→ WHAT IS EXPECTED:
The lines you need are those holding the word "Heat"; pull them from the material.

→ DATA SUPPLIED:

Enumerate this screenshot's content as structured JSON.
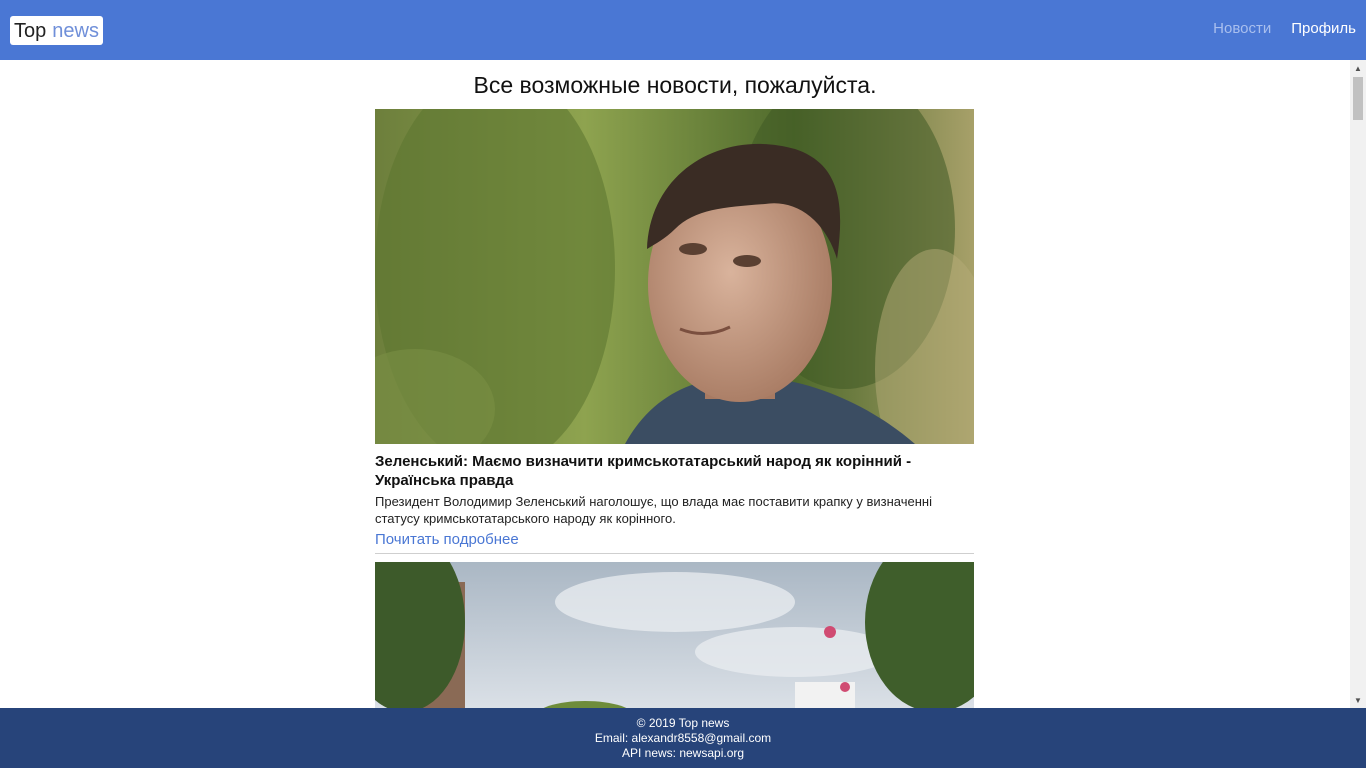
{
  "header": {
    "logo_word1": "Top",
    "logo_word2": "news",
    "nav": {
      "news_label": "Новости",
      "profile_label": "Профиль"
    }
  },
  "main": {
    "title": "Все возможные новости, пожалуйста.",
    "articles": [
      {
        "image_icon": "portrait-photo",
        "headline": "Зеленський: Маємо визначити кримськотатарський народ як корінний - Українська правда",
        "description": "Президент Володимир Зеленський наголошує, що влада має поставити крапку у визначенні статусу кримськотатарського народу як корінного.",
        "read_more": "Почитать подробнее"
      },
      {
        "image_icon": "building-sky-photo"
      }
    ]
  },
  "footer": {
    "copyright": "© 2019 Top news",
    "email": "Email: alexandr8558@gmail.com",
    "api": "API news: newsapi.org"
  },
  "colors": {
    "header_bg": "#4a77d4",
    "footer_bg": "#27447a",
    "link": "#4a77d4"
  }
}
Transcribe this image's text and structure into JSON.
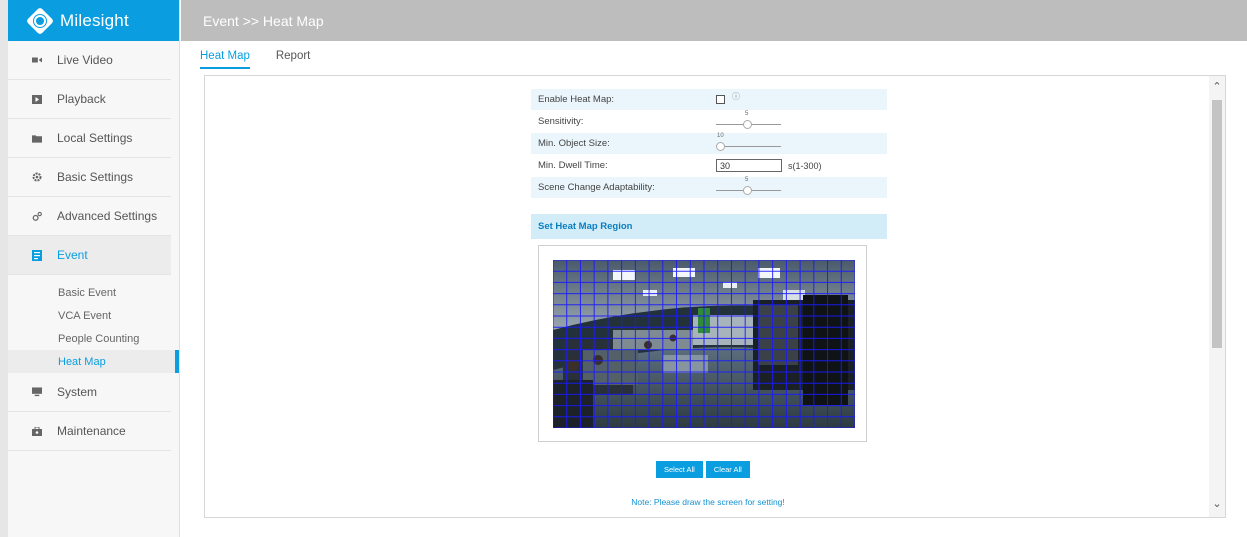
{
  "brand": {
    "name": "Milesight"
  },
  "header": {
    "breadcrumb": "Event >> Heat Map"
  },
  "sidebar": {
    "items": [
      {
        "label": "Live Video",
        "icon": "video-icon"
      },
      {
        "label": "Playback",
        "icon": "playback-icon"
      },
      {
        "label": "Local Settings",
        "icon": "folder-icon"
      },
      {
        "label": "Basic Settings",
        "icon": "gear-icon"
      },
      {
        "label": "Advanced Settings",
        "icon": "gears-icon"
      },
      {
        "label": "Event",
        "icon": "event-icon"
      },
      {
        "label": "System",
        "icon": "monitor-icon"
      },
      {
        "label": "Maintenance",
        "icon": "toolbox-icon"
      }
    ],
    "event_sub": [
      "Basic Event",
      "VCA Event",
      "People Counting",
      "Heat Map"
    ],
    "selected_sub": "Heat Map"
  },
  "tabs": [
    {
      "label": "Heat Map",
      "active": true
    },
    {
      "label": "Report",
      "active": false
    }
  ],
  "form": {
    "enable_label": "Enable Heat Map:",
    "enable_checked": false,
    "sensitivity_label": "Sensitivity:",
    "sensitivity_value": "5",
    "min_object_label": "Min. Object Size:",
    "min_object_value": "10",
    "dwell_label": "Min. Dwell Time:",
    "dwell_value": "30",
    "dwell_range": "s(1-300)",
    "scene_label": "Scene Change Adaptability:",
    "scene_value": "5"
  },
  "region": {
    "title": "Set Heat Map Region"
  },
  "buttons": {
    "select_all": "Select All",
    "clear_all": "Clear All"
  },
  "note": "Note: Please draw the screen for setting!",
  "colors": {
    "accent": "#0a9ee0",
    "header_bg": "#bdbdbd",
    "grid": "#1a1aff",
    "row_shade": "#eaf6fc"
  }
}
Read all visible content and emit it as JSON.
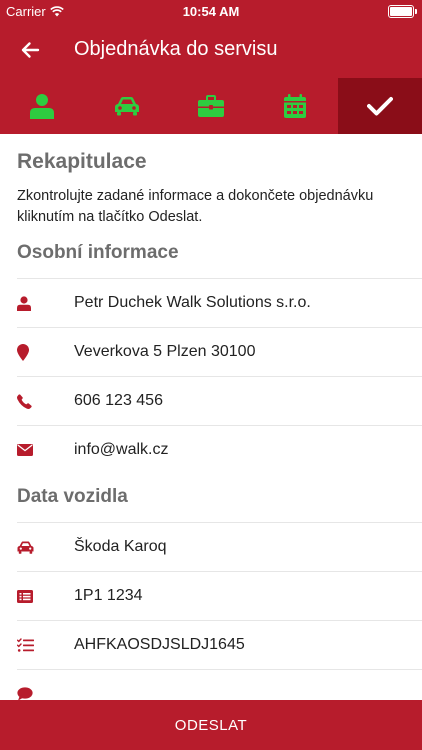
{
  "status_bar": {
    "carrier": "Carrier",
    "time": "10:54 AM"
  },
  "app_bar": {
    "title": "Objednávka do servisu",
    "back_icon": "arrow-left-icon"
  },
  "steps": [
    {
      "icon": "user-icon",
      "state": "complete"
    },
    {
      "icon": "car-icon",
      "state": "complete"
    },
    {
      "icon": "toolbox-icon",
      "state": "complete"
    },
    {
      "icon": "calendar-icon",
      "state": "complete"
    },
    {
      "icon": "check-icon",
      "state": "current"
    }
  ],
  "summary": {
    "title": "Rekapitulace",
    "text": "Zkontrolujte zadané informace a dokončete objednávku kliknutím na tlačítko Odeslat."
  },
  "personal": {
    "title": "Osobní informace",
    "name": "Petr Duchek Walk Solutions s.r.o.",
    "address": "Veverkova 5 Plzen 30100",
    "phone": "606 123 456",
    "email": "info@walk.cz"
  },
  "vehicle": {
    "title": "Data vozidla",
    "model": "Škoda Karoq",
    "plate": "1P1 1234",
    "vin": "AHFKAOSDJSLDJ1645"
  },
  "submit_label": "ODESLAT",
  "colors": {
    "primary": "#b71c2c",
    "step_done": "#8a0d18",
    "step_complete_icon": "#2ecc40",
    "heading": "#6d6d6d"
  }
}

→ EXPECTED OUTPUT:
    "breadcrumb": "Event >> Heat Map"
      "Heat Map"
    "selected_sub": "Heat Map"
      "label": "Heat Map",
    "enable_label": "Enable Heat Map:",
    "title": "Set Heat Map Region"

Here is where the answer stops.